3 Types of Wood Rot and What Each Mean for Your Building
Wood is by far the most commonly used building material all over the world. For all the benefits of building with it, however, wood doesn't stand up well to water and other types of moisture. Consistent moisture creates an ideal environment for destructive fungi, and this combination causes wood to rot, or decay. Rot can cause a great deal of damage to the wood, typically affecting it from the inside out, compromising its structural integrity and weakening it more and more over time.
Interestingly, not all wood rot is created equal. In fact, there are several types of wood rot. The most common are brown rot, white rot, and soft rot, and each of them affects wood differently.
1. Brown Rot
This common type of rot is often called "dry rot" because the wood is depleted of its nutrients so quickly that it shrinks and appears dried out. Brown rot causes wood to become a deep brown color, crack against the grain into small squares, and eventually split. It thrives when humidity is 20% or more and in temperatures from 65-90 degrees.

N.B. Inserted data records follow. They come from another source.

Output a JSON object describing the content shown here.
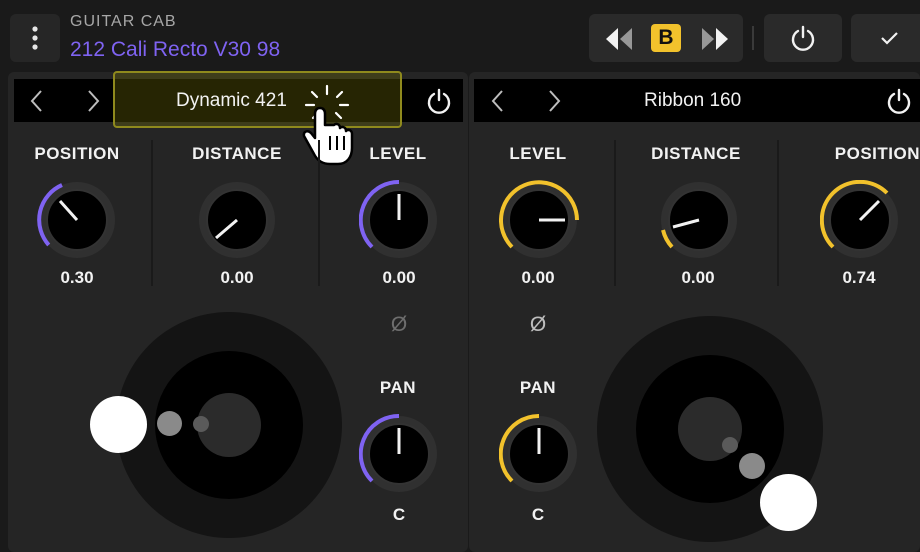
{
  "header": {
    "category": "GUITAR CAB",
    "preset": "212 Cali Recto V30 98",
    "ab_selected": "B",
    "icons": [
      "kebab-menu-icon",
      "rewind-icon",
      "fast-forward-icon",
      "power-icon",
      "check-icon"
    ]
  },
  "colors": {
    "purple": "#7f63f2",
    "yellow": "#f2c22c",
    "panel": "#252525"
  },
  "mic1": {
    "name": "Dynamic 421",
    "position": {
      "label": "POSITION",
      "value": "0.30"
    },
    "distance": {
      "label": "DISTANCE",
      "value": "0.00"
    },
    "level": {
      "label": "LEVEL",
      "value": "0.00"
    },
    "pan": {
      "label": "PAN",
      "value": "C"
    },
    "phase_symbol": "Ø"
  },
  "mic2": {
    "name": "Ribbon 160",
    "level": {
      "label": "LEVEL",
      "value": "0.00"
    },
    "distance": {
      "label": "DISTANCE",
      "value": "0.00"
    },
    "position": {
      "label": "POSITION",
      "value": "0.74"
    },
    "pan": {
      "label": "PAN",
      "value": "C"
    },
    "phase_symbol": "Ø"
  }
}
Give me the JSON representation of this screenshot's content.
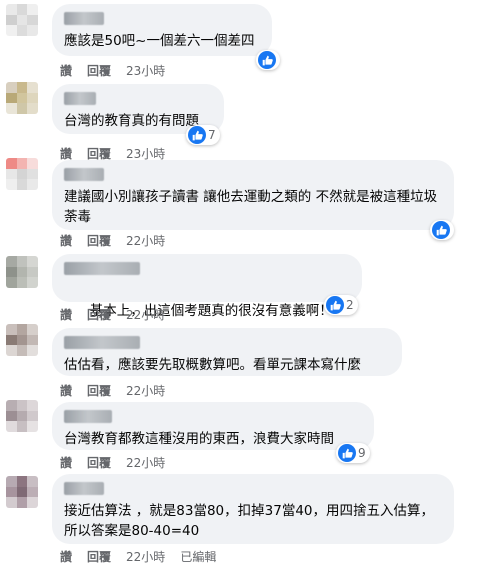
{
  "comments": [
    {
      "text": "應該是50吧~一個差六一個差四",
      "actions": [
        "讚",
        "回覆",
        "23小時"
      ],
      "reaction_count": ""
    },
    {
      "text": "台灣的教育真的有問題",
      "actions": [
        "讚",
        "回覆",
        "23小時"
      ],
      "reaction_count": "7"
    },
    {
      "text": "建議國小別讓孩子讀書 讓他去運動之類的 不然就是被這種垃圾荼毒",
      "actions": [
        "讚",
        "回覆",
        "22小時"
      ],
      "reaction_count": ""
    },
    {
      "text": "基本上，出這個考題真的很沒有意義啊！",
      "actions": [
        "讚",
        "回覆",
        "22小時"
      ],
      "reaction_count": "2"
    },
    {
      "text": "估估看，應該要先取概數算吧。看單元課本寫什麼",
      "actions": [
        "讚",
        "回覆",
        "22小時"
      ],
      "reaction_count": ""
    },
    {
      "text": "台灣教育都教這種沒用的東西，浪費大家時間",
      "actions": [
        "讚",
        "回覆",
        "22小時"
      ],
      "reaction_count": "9"
    },
    {
      "text": "接近估算法 ，就是83當80，扣掉37當40，用四捨五入估算，所以答案是80-40=40",
      "actions": [
        "讚",
        "回覆",
        "22小時",
        "已編輯"
      ],
      "reaction_count": ""
    }
  ],
  "colors": {
    "bubble": "#f0f2f5",
    "like_blue": "#1877f2",
    "meta_text": "#65676b"
  },
  "icons": [
    "like-icon",
    "woman-shrugging-emoji"
  ]
}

2. White Rot
As the name suggests, white rot is most often white, but can also appear grayish or yellowish. White rot attacks the wood's lignin, a key structural element, causing it to become soft and almost sponge-like. This is the most aggressive type of rot and it typically occurs in warm to hot temperatures.
3. Soft Rot
This is a relatively rare type of rot and it spreads much more gradually than brown and white rot. Soft rot affects the wood's cellulose and forms holes inside the wood, leaving behind what looks like a honeycomb. It only occurs when it's either too cold or too hot for other types of rot, so soft rot is most often seen in extreme temperatures close to 0 or 100 degrees.
Wood rot most often occurs in areas that can't be easily seen, so it's important that you proactively look for it at least once a year. Pay special attention to the areas around windows, sinks, tubs, and other fixtures and appliances that use water, as well as the building's roof, siding, and decking. If you notice signs of water damage such as discoloration, swelling, or visibly wet wood, chances are high the wood is already rotting.
With any type of wood rot, the sooner you take care of it, the better. It will not go away or stop spreading if ignored and it can quickly lead to expensive repairs.
At Major Painting, we have over 30 years of experience in treating and preventing wood rot in both homes and commercial buildings. To learn more about how we can help with your wood rot problem, or for more information about our painting services, contact us today!